Look, I completely understand if at the beginning or ending of your game you want to provide a brief dedication or “In Memoriam” to someone, but please don’t con the player into reading a eulogy. No offense, but the sentimentality did not predispose me to forgiving the author any subsequence flaws. And if this friend only wrote IF in BASIC and at less than 2K, I’m not particularly surprised his work was panned.

I give this game a 3. Again, I would have given it higher, but the fact that it completely undermined everything with the computer playing dragon and the floating head seemed to say to me that the author could give a fuck less what I thought about his work. There’s skill here, I just wish the author would apply it to a story or game that mattered.
This is also a nice way to commemorate a dead friend.

Afternote: So, after writing the above, I looked around at other people’s reviews and it seems that I missed the boat completely. It seems the “fort” my character broke into was a “museum” of sorts dedicated to the aforementioned friend. So that dragon was actually a reference to one of his games, as was the bizarre scoring system, as was apparently the whole ninja motif and the lack of coherent story telling or logic.

While this is a nice sentiment, an award winning game (as in, wasn’t this entered in a competition?) Ninja’s Fate is not. As someone who did not recognize any of the clues, and as someone who took the introduction seriously (i.e. that I was a ninja after the idol), this game fails.

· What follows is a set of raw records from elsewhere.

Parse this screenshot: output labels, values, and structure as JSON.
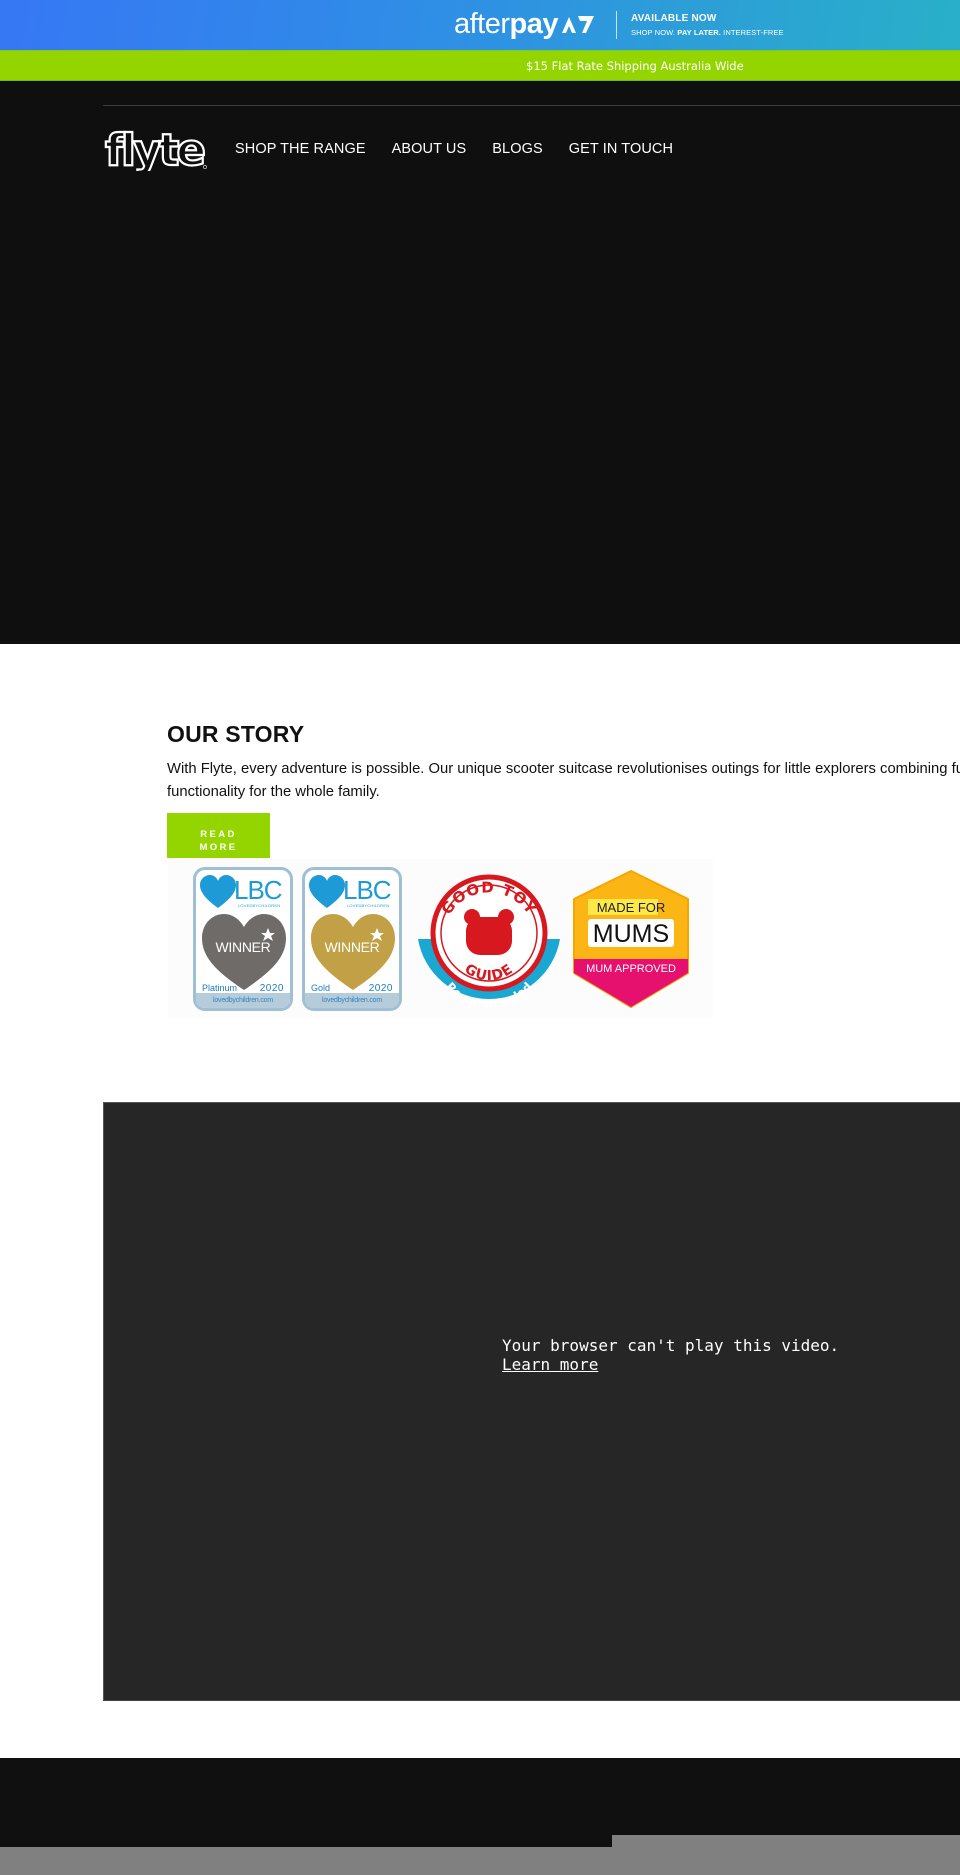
{
  "afterpay_banner": {
    "logo_light": "after",
    "logo_bold": "pay",
    "logo_icon": "afterpay-arrows-icon",
    "headline": "AVAILABLE NOW",
    "sub_prefix": "SHOP NOW.",
    "sub_bold": "PAY LATER.",
    "sub_suffix": "INTEREST-FREE"
  },
  "shipping_banner": {
    "text": "$15 Flat Rate Shipping Australia Wide"
  },
  "header": {
    "logo_text": "flyte",
    "nav": [
      {
        "label": "SHOP THE RANGE"
      },
      {
        "label": "ABOUT US"
      },
      {
        "label": "BLOGS"
      },
      {
        "label": "GET IN TOUCH"
      }
    ]
  },
  "story": {
    "title": "OUR STORY",
    "line1": "With Flyte, every adventure is possible. Our unique scooter suitcase revolutionises outings for little explorers combining fun",
    "line2": "functionality for the whole family.",
    "button_line1": "READ",
    "button_line2": "MORE"
  },
  "awards": [
    {
      "brand": "LBC",
      "brand_sub": "LOVEDBYCHILDREN",
      "title": "WINNER",
      "tier": "Platinum",
      "year": "2020",
      "site": "lovedbychildren.com",
      "heart_color": "#6f6b68"
    },
    {
      "brand": "LBC",
      "brand_sub": "LOVEDBYCHILDREN",
      "title": "WINNER",
      "tier": "Gold",
      "year": "2020",
      "site": "lovedbychildren.com",
      "heart_color": "#c2a046"
    },
    {
      "line1": "GOOD TOY",
      "line2": "GUIDE",
      "ribbon": "Recommended"
    },
    {
      "line1": "MADE FOR",
      "line2": "MUMS",
      "ribbon": "MUM APPROVED"
    }
  ],
  "video": {
    "message": "Your browser can't play this video.",
    "link": "Learn more"
  },
  "colors": {
    "accent_green": "#94d500",
    "hero_bg": "#0f0f0f",
    "video_bg": "#262626",
    "lbc_blue": "#1e9ad6"
  }
}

The thing about “in-jokes” is that they only apply to a the small crowd that actually gets them. The IF community is small enough as is, without dividing it up into even obscurer sub-groups, and I sincerely hope this game isn’t rewarded by other judges because it’s been dedicated to a dead man. It’s like those terrible country music hits that became popular in the early part of the last decade because they mentioned 9-11.

Unlike the late Paul Allen Panks, I sincerely doubt I’ll ever warrant such a creative tribute and there’s much to me admired by the effort and motives that went into the game. But as an independent work of IF this game is impenetrable. 

1 comment:

  1. Insulting a dead guy's memory, country music, and ninjas... seriously now, not cool.